§ **Task statement**:
Go over the lines below, and when one contains the word "Muhib", copy it.

----- Source data -----

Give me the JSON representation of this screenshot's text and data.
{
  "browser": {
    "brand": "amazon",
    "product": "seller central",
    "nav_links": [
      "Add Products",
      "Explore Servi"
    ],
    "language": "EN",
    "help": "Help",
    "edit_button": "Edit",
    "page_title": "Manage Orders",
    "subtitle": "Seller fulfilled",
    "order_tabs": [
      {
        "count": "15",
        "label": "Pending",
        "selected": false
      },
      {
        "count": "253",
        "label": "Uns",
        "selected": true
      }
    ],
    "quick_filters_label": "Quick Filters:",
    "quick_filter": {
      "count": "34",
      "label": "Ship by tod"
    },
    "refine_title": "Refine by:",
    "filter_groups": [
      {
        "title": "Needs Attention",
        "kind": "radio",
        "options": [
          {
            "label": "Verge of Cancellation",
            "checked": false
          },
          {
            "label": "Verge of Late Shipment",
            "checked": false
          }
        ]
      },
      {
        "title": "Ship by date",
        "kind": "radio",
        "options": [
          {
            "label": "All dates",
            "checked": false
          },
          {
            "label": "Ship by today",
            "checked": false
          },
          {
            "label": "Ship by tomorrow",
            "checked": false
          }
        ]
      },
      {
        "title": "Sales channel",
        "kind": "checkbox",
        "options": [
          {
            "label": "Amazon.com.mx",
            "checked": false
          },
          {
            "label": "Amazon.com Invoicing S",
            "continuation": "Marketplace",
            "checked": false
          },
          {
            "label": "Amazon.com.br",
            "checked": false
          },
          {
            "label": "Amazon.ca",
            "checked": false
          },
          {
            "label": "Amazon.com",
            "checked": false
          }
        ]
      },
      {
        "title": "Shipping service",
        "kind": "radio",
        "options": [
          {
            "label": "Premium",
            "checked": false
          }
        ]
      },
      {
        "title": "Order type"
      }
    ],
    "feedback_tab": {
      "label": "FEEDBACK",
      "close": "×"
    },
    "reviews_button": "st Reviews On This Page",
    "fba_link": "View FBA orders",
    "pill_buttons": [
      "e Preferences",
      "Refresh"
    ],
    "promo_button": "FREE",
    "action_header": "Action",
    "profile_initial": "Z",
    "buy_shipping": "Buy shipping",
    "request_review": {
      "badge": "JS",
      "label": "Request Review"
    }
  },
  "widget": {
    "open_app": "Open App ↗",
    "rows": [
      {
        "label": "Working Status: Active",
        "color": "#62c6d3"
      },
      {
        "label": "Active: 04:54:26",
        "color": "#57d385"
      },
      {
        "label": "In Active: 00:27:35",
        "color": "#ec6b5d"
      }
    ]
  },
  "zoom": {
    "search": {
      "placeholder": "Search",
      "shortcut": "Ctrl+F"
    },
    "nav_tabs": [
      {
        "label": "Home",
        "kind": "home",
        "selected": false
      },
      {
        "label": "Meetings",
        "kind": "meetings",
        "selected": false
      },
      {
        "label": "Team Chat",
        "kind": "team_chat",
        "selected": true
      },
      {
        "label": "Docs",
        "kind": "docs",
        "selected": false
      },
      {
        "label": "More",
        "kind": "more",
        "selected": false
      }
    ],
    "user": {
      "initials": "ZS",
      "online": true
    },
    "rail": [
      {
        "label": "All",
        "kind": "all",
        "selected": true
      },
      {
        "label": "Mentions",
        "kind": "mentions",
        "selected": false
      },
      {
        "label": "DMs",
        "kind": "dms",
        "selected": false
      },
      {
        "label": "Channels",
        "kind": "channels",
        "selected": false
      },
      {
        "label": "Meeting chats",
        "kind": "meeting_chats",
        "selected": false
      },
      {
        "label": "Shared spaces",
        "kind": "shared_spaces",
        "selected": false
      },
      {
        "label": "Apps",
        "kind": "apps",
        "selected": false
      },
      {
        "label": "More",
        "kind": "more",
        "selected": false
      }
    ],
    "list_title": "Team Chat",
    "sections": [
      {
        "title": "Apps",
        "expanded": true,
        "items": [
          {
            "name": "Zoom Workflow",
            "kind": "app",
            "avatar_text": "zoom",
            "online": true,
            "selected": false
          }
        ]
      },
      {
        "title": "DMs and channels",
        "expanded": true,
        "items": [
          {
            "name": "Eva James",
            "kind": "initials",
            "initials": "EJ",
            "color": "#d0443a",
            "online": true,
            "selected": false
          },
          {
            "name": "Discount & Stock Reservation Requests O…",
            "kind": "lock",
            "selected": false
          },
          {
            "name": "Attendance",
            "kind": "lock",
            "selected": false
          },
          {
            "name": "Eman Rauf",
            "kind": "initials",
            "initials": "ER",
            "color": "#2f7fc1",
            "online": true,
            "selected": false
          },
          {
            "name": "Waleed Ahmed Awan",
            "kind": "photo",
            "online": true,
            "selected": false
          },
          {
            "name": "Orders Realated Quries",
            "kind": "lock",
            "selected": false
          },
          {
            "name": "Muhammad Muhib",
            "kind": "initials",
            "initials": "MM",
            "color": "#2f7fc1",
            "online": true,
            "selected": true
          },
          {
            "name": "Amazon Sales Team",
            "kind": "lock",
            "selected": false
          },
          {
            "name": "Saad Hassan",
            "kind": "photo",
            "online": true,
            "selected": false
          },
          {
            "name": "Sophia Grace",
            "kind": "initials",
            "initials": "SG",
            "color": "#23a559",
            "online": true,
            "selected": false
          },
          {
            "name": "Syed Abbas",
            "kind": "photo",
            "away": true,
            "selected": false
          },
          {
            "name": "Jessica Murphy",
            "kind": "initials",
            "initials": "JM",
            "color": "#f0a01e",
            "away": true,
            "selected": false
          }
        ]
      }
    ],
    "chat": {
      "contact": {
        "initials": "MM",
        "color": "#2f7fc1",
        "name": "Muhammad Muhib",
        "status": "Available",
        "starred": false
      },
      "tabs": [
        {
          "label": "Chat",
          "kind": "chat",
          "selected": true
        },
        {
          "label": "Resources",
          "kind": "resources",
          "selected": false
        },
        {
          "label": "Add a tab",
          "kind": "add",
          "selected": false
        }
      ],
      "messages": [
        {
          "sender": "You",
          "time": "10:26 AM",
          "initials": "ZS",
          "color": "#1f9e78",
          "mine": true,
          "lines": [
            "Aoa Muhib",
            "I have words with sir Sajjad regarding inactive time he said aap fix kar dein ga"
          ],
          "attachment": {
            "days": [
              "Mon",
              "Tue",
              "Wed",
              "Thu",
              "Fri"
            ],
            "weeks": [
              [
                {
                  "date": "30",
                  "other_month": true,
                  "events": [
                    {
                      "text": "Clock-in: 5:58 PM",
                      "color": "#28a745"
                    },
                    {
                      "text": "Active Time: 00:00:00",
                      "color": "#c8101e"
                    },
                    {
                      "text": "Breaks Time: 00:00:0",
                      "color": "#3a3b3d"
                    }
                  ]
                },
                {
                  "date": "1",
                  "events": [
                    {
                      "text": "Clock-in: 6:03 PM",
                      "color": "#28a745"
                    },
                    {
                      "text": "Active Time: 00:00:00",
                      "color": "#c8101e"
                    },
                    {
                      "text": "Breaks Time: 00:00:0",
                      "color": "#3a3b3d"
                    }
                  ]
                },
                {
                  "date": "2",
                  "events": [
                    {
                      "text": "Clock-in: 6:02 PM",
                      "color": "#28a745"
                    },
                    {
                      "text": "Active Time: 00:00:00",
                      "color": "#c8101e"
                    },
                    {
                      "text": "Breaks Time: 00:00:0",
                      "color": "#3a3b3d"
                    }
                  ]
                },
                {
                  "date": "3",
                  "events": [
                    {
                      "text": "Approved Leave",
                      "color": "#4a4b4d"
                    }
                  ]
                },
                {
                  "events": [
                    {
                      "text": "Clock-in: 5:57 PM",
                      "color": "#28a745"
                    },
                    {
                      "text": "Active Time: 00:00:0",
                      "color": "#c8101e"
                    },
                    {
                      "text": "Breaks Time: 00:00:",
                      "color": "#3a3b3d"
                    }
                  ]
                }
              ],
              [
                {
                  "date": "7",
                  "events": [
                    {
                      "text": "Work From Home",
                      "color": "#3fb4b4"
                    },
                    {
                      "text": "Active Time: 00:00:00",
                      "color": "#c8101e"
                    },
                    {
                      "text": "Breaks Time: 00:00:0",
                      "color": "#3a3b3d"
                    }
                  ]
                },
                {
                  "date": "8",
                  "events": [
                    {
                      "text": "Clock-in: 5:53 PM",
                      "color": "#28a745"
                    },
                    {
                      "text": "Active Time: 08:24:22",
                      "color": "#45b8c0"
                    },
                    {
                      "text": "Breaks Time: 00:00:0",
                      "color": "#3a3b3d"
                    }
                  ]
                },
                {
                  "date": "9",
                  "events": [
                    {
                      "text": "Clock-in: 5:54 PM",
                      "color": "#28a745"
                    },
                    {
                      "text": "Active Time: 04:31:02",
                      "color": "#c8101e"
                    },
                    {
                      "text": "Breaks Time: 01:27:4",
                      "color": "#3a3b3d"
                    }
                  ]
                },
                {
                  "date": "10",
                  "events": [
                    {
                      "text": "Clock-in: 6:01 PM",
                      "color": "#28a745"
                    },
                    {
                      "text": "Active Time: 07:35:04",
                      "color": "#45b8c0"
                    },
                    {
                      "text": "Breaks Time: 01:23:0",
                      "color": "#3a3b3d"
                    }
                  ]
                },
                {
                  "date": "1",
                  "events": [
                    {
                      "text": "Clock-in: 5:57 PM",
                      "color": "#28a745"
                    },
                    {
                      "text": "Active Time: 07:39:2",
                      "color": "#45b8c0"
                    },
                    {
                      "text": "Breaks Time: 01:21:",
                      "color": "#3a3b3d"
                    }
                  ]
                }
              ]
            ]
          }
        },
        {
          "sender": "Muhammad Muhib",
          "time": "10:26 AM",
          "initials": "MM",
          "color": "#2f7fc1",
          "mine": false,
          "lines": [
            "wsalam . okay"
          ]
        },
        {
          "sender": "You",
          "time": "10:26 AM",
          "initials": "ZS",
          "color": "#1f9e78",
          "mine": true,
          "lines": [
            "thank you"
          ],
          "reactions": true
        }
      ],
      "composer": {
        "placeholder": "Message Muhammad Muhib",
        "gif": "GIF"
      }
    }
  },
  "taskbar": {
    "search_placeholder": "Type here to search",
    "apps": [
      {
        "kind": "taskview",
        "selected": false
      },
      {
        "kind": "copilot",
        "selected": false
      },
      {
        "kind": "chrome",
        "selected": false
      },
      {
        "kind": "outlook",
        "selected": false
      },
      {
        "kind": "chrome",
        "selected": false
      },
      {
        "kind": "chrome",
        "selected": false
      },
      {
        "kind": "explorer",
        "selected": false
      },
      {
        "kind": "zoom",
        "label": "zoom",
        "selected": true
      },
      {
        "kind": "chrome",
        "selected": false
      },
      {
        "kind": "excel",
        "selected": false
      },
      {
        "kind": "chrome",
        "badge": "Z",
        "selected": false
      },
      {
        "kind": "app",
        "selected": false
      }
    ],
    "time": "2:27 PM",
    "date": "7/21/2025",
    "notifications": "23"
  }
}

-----

§ **Reply**:
            "name": "Muhammad Muhib",
        "name": "Muhammad Muhib",
            "Aoa Muhib",
          "sender": "Muhammad Muhib",
        "placeholder": "Message Muhammad Muhib",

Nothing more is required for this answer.